◆ **Aim of the task**: Your task is to repeat the lines below exactly, excluding any pictures they contain.
______________________________
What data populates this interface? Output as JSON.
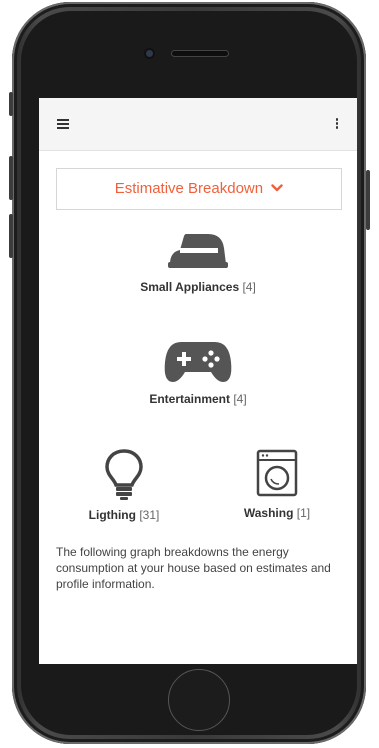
{
  "header": {
    "menu_icon": "hamburger-menu-icon",
    "more_icon": "kebab-menu-icon"
  },
  "dropdown": {
    "label": "Estimative Breakdown",
    "icon": "chevron-down-icon",
    "color": "#f0603c"
  },
  "categories": [
    {
      "name": "Small Appliances",
      "count": "[4]",
      "icon": "iron-icon"
    },
    {
      "name": "Entertainment",
      "count": "[4]",
      "icon": "gamepad-icon"
    },
    {
      "name": "Ligthing",
      "count": "[31]",
      "icon": "lightbulb-icon"
    },
    {
      "name": "Washing",
      "count": "[1]",
      "icon": "washing-machine-icon"
    }
  ],
  "description": "The following graph breakdowns the energy consumption at your house based on estimates and profile information.",
  "colors": {
    "accent": "#f0603c",
    "icon": "#555555",
    "appbar": "#f5f5f5"
  }
}
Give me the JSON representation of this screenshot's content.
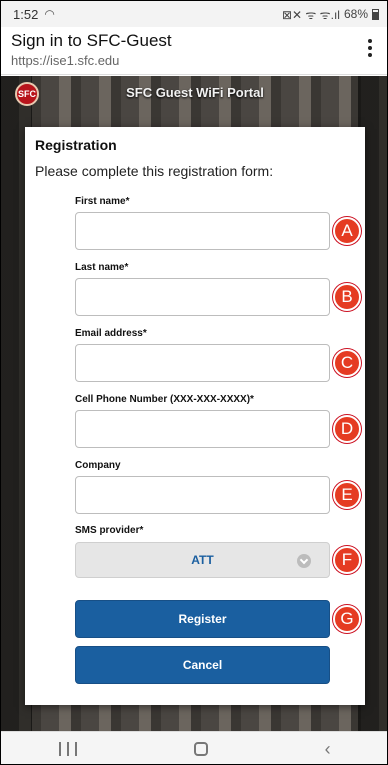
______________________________
◆ **Response below**:
What data populates this interface? Output as JSON.
{
  "header": {
    "menu_icon": "hamburger-menu-icon",
    "more_icon": "kebab-menu-icon"
  },
  "dropdown": {
    "label": "Estimative Breakdown",
    "icon": "chevron-down-icon",
    "color": "#f0603c"
  },
  "categories": [
    {
      "name": "Small Appliances",
      "count": "[4]",
      "icon": "iron-icon"
    },
    {
      "name": "Entertainment",
      "count": "[4]",
      "icon": "gamepad-icon"
    },
    {
      "name": "Ligthing",
      "count": "[31]",
      "icon": "lightbulb-icon"
    },
    {
      "name": "Washing",
      "count": "[1]",
      "icon": "washing-machine-icon"
    }
  ],
  "description": "The following graph breakdowns the energy consumption at your house based on estimates and profile information.",
  "colors": {
    "accent": "#f0603c",
    "icon": "#555555",
    "appbar": "#f5f5f5"
  }
}
Give me the JSON representation of this screenshot's content.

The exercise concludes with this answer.